These are easy projects. I started these while crocheting the Amineko.

To make kitchen towels like these you need old fabric that can absorb water easily and can dry easily too. If you have suitable old dresses, you can use those too.

I cut the bodice off the skirt part of the dress. I used the skirt part of the dress for the kitchen towel. I cut the skirt part of the dress into two lengthwise, to make two kitchen towels. Then I sewed the edges of the fabric.

To make the crocheted top/holder, I used two strands of yarn. The yarns came from crochet friend Imeng. I crocheted a lace trim design which I sewed onto the fabric. To make the handle, I crocheted along the trim with a gradual decrease. I made the handle long enough so I can just tie it around the refrigerator handle or the door knob.

That's me and my husband Trevor with the orange Amineko on the fast ferry to Cebu. I made two more Amineko, Pistacio and Strawberry.

The Crocheted Cat

That's me and my husband Trevor with the orange Amineko on the fast ferry to Cebu. I made two more Amineko, Pistacio and Strawberry.

That’s me and my husband Trevor with the orange Amineko on the fast ferry to Cebu. I made the orange Amineko for Trevor’s beautiful daughter. I made two more Amineko, Pistacio and Strawberry to give to my sister.

If you’re an avid crocheter, you must’ve heard of that cute crocheted cat called Amineko. Amineko was created by Nekoyama. Amineko is a Japanese word for “crocheted cat.” There is a book by Nekoyama about Amineko and her friends and how to make them: Amineko Life あみねこのいる生活 published in 2005 and Hello My Name is Amineko published in 2010.

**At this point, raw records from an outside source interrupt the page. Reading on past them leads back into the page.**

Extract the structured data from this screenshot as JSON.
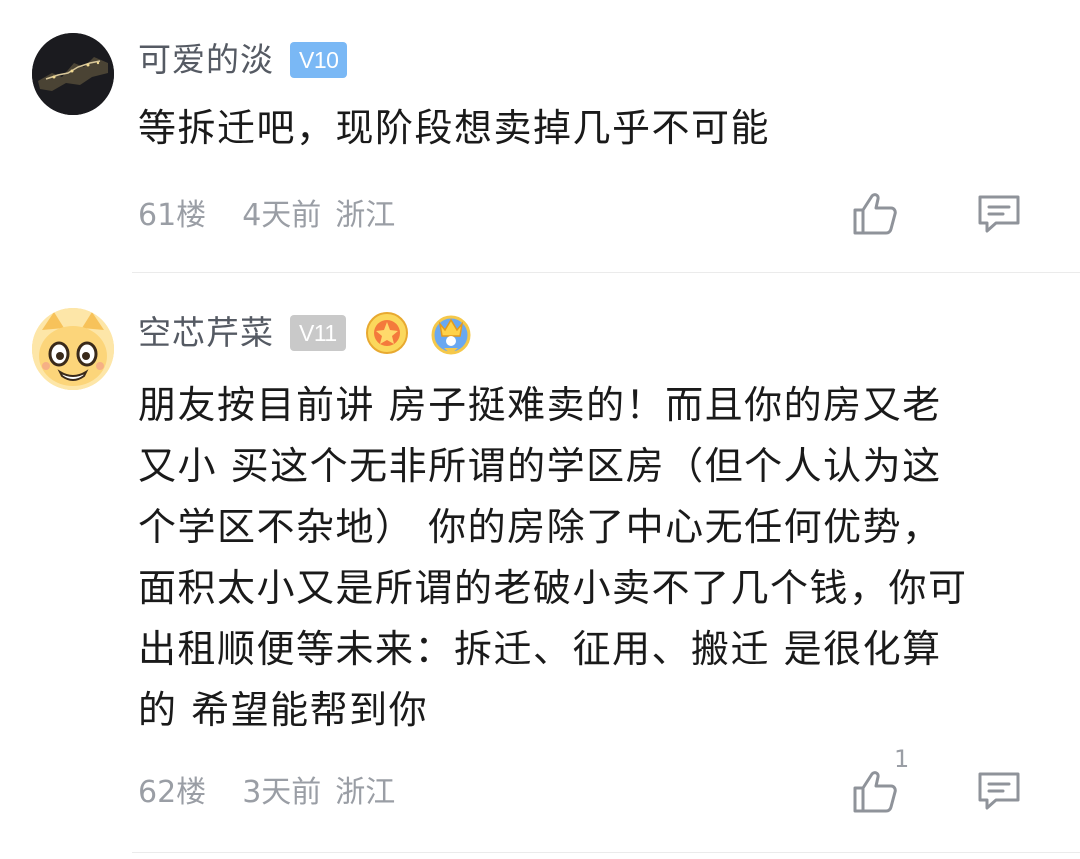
{
  "comments": [
    {
      "username": "可爱的淡",
      "level": "V10",
      "level_color": "#7ab8f5",
      "text": "等拆迁吧，现阶段想卖掉几乎不可能",
      "floor": "61楼",
      "time": "4天前",
      "region": "浙江",
      "like_count": "",
      "icons": {
        "like": "thumbs-up-icon",
        "reply": "comment-icon"
      }
    },
    {
      "username": "空芯芹菜",
      "level": "V11",
      "level_color": "#c9c9c9",
      "text_lines": [
        "朋友按目前讲 房子挺难卖的！而且你的房又老",
        "又小 买这个无非所谓的学区房（但个人认为这",
        "个学区不杂地） 你的房除了中心无任何优势，",
        "面积太小又是所谓的老破小卖不了几个钱，你可",
        "出租顺便等未来：拆迁、征用、搬迁 是很化算",
        "的 希望能帮到你"
      ],
      "floor": "62楼",
      "time": "3天前",
      "region": "浙江",
      "like_count": "1",
      "icons": {
        "like": "thumbs-up-icon",
        "reply": "comment-icon",
        "medals": [
          "orange-medal-icon",
          "crown-medal-icon"
        ]
      }
    }
  ]
}
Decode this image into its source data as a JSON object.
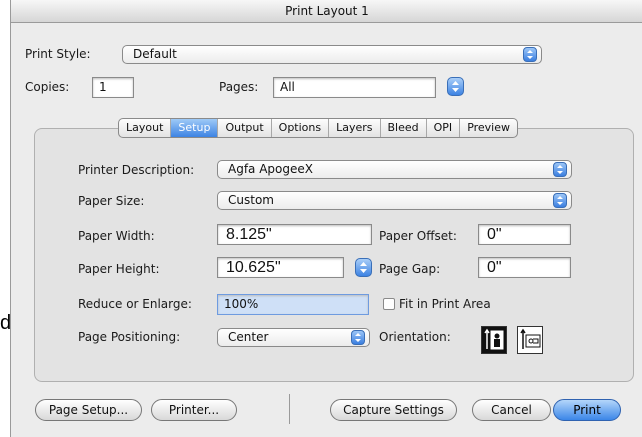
{
  "window": {
    "title": "Print Layout 1"
  },
  "stray_text": "d.",
  "top": {
    "print_style_label": "Print Style:",
    "print_style_value": "Default",
    "copies_label": "Copies:",
    "copies_value": "1",
    "pages_label": "Pages:",
    "pages_value": "All"
  },
  "tabs": [
    {
      "label": "Layout",
      "active": false
    },
    {
      "label": "Setup",
      "active": true
    },
    {
      "label": "Output",
      "active": false
    },
    {
      "label": "Options",
      "active": false
    },
    {
      "label": "Layers",
      "active": false
    },
    {
      "label": "Bleed",
      "active": false
    },
    {
      "label": "OPI",
      "active": false
    },
    {
      "label": "Preview",
      "active": false
    }
  ],
  "setup": {
    "printer_description_label": "Printer Description:",
    "printer_description_value": "Agfa ApogeeX",
    "paper_size_label": "Paper Size:",
    "paper_size_value": "Custom",
    "paper_width_label": "Paper Width:",
    "paper_width_value": "8.125\"",
    "paper_offset_label": "Paper Offset:",
    "paper_offset_value": "0\"",
    "paper_height_label": "Paper Height:",
    "paper_height_value": "10.625\"",
    "page_gap_label": "Page Gap:",
    "page_gap_value": "0\"",
    "reduce_label": "Reduce or Enlarge:",
    "reduce_value": "100%",
    "fit_label": "Fit in Print Area",
    "fit_checked": false,
    "page_positioning_label": "Page Positioning:",
    "page_positioning_value": "Center",
    "orientation_label": "Orientation:",
    "orientation_selected": "portrait"
  },
  "buttons": {
    "page_setup": "Page Setup...",
    "printer": "Printer...",
    "capture_settings": "Capture Settings",
    "cancel": "Cancel",
    "print": "Print"
  },
  "colors": {
    "accent": "#3b86e8",
    "window_bg": "#ececec"
  }
}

Nekoyama has published the pattern of Amineko on the website webMITE. A direct link to the Amineko pattern is found at this page.

That's my cat Earl Grey, and a kitchen towel I started working on while finishing the Amineko.

That’s my cat Earl Grey, and a kitchen towel I started working on while finishing the Amineko.

I made a few Amineko to give away. Here are some photos and some notes that might help you when you make your own Amineko.

  1. To remember which round I am working on, I use a piece of yarn as stitch-marker.
  2. I made a chart (see photo below) indicating how many stitches there are in each round, as well as the number of single crochet stitches before the two-single crochet in same stitch is made. This helps me to remember the stitches and avoid making too many mistakes.
  3. I used small shells to add weight to Amineko’s feet but I didn’t stuff the arms and legs because this is a very small Amineko. I only stuffed the head, torso and mouth, and put small stones as weight at the base of the torso.
  4. Before attaching the head to the torso, I completed the face of Amineko so all the yarn ends can go in and out through the hole under the head.
I made this chart to help me remember the number of stitches and repeats in each round.

I made this chart to help me remember the number of stitches and repeats in each round.

I hope these notes are helpful for you when you make your own Amineko. Have fun!